**TASK DETAILS**:
The required answer is an exact copy of every entry underneath.

-------- RECORDS --------

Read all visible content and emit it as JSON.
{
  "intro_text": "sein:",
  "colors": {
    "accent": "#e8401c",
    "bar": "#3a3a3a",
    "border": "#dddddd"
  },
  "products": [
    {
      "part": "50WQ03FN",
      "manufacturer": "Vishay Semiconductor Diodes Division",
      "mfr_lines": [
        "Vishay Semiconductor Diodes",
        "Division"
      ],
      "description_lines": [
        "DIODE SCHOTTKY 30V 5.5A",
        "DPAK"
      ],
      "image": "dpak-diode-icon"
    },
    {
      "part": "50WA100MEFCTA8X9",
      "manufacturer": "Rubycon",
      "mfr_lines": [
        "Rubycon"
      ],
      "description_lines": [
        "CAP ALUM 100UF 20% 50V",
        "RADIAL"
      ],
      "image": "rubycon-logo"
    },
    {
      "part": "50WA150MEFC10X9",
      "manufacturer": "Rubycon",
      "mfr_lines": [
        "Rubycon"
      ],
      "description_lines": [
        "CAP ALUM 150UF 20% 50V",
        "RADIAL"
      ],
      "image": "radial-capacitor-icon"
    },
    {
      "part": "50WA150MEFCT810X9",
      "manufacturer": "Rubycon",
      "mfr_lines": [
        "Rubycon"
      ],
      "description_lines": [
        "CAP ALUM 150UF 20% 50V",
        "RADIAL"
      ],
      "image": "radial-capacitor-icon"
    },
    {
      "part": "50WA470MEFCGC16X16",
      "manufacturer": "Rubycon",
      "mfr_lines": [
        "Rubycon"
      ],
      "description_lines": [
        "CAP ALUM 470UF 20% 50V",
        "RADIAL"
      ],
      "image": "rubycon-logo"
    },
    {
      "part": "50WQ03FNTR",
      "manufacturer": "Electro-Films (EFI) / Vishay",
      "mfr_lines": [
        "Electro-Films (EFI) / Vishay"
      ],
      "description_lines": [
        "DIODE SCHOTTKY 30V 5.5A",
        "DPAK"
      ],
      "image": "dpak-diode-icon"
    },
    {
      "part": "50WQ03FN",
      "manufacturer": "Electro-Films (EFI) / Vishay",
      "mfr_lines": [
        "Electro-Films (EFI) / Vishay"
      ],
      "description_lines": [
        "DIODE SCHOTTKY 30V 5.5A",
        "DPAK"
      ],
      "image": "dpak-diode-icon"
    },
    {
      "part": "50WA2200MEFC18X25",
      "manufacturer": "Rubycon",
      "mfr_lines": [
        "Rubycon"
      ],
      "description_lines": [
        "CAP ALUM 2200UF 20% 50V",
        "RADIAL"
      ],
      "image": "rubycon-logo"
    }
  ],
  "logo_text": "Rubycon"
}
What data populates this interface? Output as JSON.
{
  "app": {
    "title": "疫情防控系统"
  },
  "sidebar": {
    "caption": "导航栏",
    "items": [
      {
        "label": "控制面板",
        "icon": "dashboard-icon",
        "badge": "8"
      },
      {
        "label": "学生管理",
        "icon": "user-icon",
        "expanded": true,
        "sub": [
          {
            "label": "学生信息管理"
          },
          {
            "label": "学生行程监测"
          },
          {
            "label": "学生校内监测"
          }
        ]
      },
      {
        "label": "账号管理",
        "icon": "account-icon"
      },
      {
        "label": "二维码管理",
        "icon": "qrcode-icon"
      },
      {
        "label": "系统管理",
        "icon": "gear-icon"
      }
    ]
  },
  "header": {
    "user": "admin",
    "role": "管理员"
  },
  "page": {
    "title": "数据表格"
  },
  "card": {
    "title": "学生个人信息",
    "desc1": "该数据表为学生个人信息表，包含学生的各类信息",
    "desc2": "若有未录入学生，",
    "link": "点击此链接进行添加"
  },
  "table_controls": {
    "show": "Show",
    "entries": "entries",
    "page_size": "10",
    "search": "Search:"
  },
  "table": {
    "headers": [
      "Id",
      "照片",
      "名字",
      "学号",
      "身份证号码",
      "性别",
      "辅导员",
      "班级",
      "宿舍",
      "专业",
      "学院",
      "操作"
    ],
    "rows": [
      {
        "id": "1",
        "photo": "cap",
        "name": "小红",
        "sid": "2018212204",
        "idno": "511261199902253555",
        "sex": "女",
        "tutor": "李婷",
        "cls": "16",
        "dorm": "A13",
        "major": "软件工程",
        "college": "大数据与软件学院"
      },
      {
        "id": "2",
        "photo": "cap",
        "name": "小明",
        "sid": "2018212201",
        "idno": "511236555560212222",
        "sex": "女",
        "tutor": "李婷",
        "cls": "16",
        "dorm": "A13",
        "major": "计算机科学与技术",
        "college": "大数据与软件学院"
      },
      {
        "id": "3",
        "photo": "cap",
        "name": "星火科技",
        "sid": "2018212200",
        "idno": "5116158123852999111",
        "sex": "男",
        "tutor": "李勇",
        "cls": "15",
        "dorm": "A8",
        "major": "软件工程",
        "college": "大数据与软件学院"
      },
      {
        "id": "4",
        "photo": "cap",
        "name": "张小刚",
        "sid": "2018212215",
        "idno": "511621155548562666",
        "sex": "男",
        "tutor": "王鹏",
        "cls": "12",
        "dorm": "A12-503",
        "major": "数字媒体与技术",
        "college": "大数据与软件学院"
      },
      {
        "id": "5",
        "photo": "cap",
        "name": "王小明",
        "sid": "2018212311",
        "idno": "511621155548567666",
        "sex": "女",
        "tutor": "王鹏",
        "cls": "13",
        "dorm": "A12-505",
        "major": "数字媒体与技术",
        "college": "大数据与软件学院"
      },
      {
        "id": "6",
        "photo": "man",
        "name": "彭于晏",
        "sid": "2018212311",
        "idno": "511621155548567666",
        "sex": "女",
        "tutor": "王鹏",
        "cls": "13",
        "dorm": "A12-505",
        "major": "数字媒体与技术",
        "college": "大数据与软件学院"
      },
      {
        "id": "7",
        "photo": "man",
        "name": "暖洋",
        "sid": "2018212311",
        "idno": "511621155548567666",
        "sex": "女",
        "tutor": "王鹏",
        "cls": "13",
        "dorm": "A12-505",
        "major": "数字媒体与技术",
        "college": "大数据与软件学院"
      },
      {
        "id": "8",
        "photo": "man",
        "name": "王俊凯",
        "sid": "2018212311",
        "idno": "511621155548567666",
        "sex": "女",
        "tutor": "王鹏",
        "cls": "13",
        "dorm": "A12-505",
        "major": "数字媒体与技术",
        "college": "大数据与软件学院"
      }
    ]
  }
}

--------

**EXERCISE SOLUTION**:
Read all visible content and emit it as JSON.
{
  "intro_text": "sein:",
  "colors": {
    "accent": "#e8401c",
    "bar": "#3a3a3a",
    "border": "#dddddd"
  },
  "products": [
    {
      "part": "50WQ03FN",
      "manufacturer": "Vishay Semiconductor Diodes Division",
      "mfr_lines": [
        "Vishay Semiconductor Diodes",
        "Division"
      ],
      "description_lines": [
        "DIODE SCHOTTKY 30V 5.5A",
        "DPAK"
      ],
      "image": "dpak-diode-icon"
    },
    {
      "part": "50WA100MEFCTA8X9",
      "manufacturer": "Rubycon",
      "mfr_lines": [
        "Rubycon"
      ],
      "description_lines": [
        "CAP ALUM 100UF 20% 50V",
        "RADIAL"
      ],
      "image": "rubycon-logo"
    },
    {
      "part": "50WA150MEFC10X9",
      "manufacturer": "Rubycon",
      "mfr_lines": [
        "Rubycon"
      ],
      "description_lines": [
        "CAP ALUM 150UF 20% 50V",
        "RADIAL"
      ],
      "image": "radial-capacitor-icon"
    },
    {
      "part": "50WA150MEFCT810X9",
      "manufacturer": "Rubycon",
      "mfr_lines": [
        "Rubycon"
      ],
      "description_lines": [
        "CAP ALUM 150UF 20% 50V",
        "RADIAL"
      ],
      "image": "radial-capacitor-icon"
    },
    {
      "part": "50WA470MEFCGC16X16",
      "manufacturer": "Rubycon",
      "mfr_lines": [
        "Rubycon"
      ],
      "description_lines": [
        "CAP ALUM 470UF 20% 50V",
        "RADIAL"
      ],
      "image": "rubycon-logo"
    },
    {
      "part": "50WQ03FNTR",
      "manufacturer": "Electro-Films (EFI) / Vishay",
      "mfr_lines": [
        "Electro-Films (EFI) / Vishay"
      ],
      "description_lines": [
        "DIODE SCHOTTKY 30V 5.5A",
        "DPAK"
      ],
      "image": "dpak-diode-icon"
    },
    {
      "part": "50WQ03FN",
      "manufacturer": "Electro-Films (EFI) / Vishay",
      "mfr_lines": [
        "Electro-Films (EFI) / Vishay"
      ],
      "description_lines": [
        "DIODE SCHOTTKY 30V 5.5A",
        "DPAK"
      ],
      "image": "dpak-diode-icon"
    },
    {
      "part": "50WA2200MEFC18X25",
      "manufacturer": "Rubycon",
      "mfr_lines": [
        "Rubycon"
      ],
      "description_lines": [
        "CAP ALUM 2200UF 20% 50V",
        "RADIAL"
      ],
      "image": "rubycon-logo"
    }
  ],
  "logo_text": "Rubycon"
}
What data populates this interface? Output as JSON.
{
  "app": {
    "title": "疫情防控系统"
  },
  "sidebar": {
    "caption": "导航栏",
    "items": [
      {
        "label": "控制面板",
        "icon": "dashboard-icon",
        "badge": "8"
      },
      {
        "label": "学生管理",
        "icon": "user-icon",
        "expanded": true,
        "sub": [
          {
            "label": "学生信息管理"
          },
          {
            "label": "学生行程监测"
          },
          {
            "label": "学生校内监测"
          }
        ]
      },
      {
        "label": "账号管理",
        "icon": "account-icon"
      },
      {
        "label": "二维码管理",
        "icon": "qrcode-icon"
      },
      {
        "label": "系统管理",
        "icon": "gear-icon"
      }
    ]
  },
  "header": {
    "user": "admin",
    "role": "管理员"
  },
  "page": {
    "title": "数据表格"
  },
  "card": {
    "title": "学生个人信息",
    "desc1": "该数据表为学生个人信息表，包含学生的各类信息",
    "desc2": "若有未录入学生，",
    "link": "点击此链接进行添加"
  },
  "table_controls": {
    "show": "Show",
    "entries": "entries",
    "page_size": "10",
    "search": "Search:"
  },
  "table": {
    "headers": [
      "Id",
      "照片",
      "名字",
      "学号",
      "身份证号码",
      "性别",
      "辅导员",
      "班级",
      "宿舍",
      "专业",
      "学院",
      "操作"
    ],
    "rows": [
      {
        "id": "1",
        "photo": "cap",
        "name": "小红",
        "sid": "2018212204",
        "idno": "511261199902253555",
        "sex": "女",
        "tutor": "李婷",
        "cls": "16",
        "dorm": "A13",
        "major": "软件工程",
        "college": "大数据与软件学院"
      },
      {
        "id": "2",
        "photo": "cap",
        "name": "小明",
        "sid": "2018212201",
        "idno": "511236555560212222",
        "sex": "女",
        "tutor": "李婷",
        "cls": "16",
        "dorm": "A13",
        "major": "计算机科学与技术",
        "college": "大数据与软件学院"
      },
      {
        "id": "3",
        "photo": "cap",
        "name": "星火科技",
        "sid": "2018212200",
        "idno": "5116158123852999111",
        "sex": "男",
        "tutor": "李勇",
        "cls": "15",
        "dorm": "A8",
        "major": "软件工程",
        "college": "大数据与软件学院"
      },
      {
        "id": "4",
        "photo": "cap",
        "name": "张小刚",
        "sid": "2018212215",
        "idno": "511621155548562666",
        "sex": "男",
        "tutor": "王鹏",
        "cls": "12",
        "dorm": "A12-503",
        "major": "数字媒体与技术",
        "college": "大数据与软件学院"
      },
      {
        "id": "5",
        "photo": "cap",
        "name": "王小明",
        "sid": "2018212311",
        "idno": "511621155548567666",
        "sex": "女",
        "tutor": "王鹏",
        "cls": "13",
        "dorm": "A12-505",
        "major": "数字媒体与技术",
        "college": "大数据与软件学院"
      },
      {
        "id": "6",
        "photo": "man",
        "name": "彭于晏",
        "sid": "2018212311",
        "idno": "511621155548567666",
        "sex": "女",
        "tutor": "王鹏",
        "cls": "13",
        "dorm": "A12-505",
        "major": "数字媒体与技术",
        "college": "大数据与软件学院"
      },
      {
        "id": "7",
        "photo": "man",
        "name": "暖洋",
        "sid": "2018212311",
        "idno": "511621155548567666",
        "sex": "女",
        "tutor": "王鹏",
        "cls": "13",
        "dorm": "A12-505",
        "major": "数字媒体与技术",
        "college": "大数据与软件学院"
      },
      {
        "id": "8",
        "photo": "man",
        "name": "王俊凯",
        "sid": "2018212311",
        "idno": "511621155548567666",
        "sex": "女",
        "tutor": "王鹏",
        "cls": "13",
        "dorm": "A12-505",
        "major": "数字媒体与技术",
        "college": "大数据与软件学院"
      }
    ]
  }
}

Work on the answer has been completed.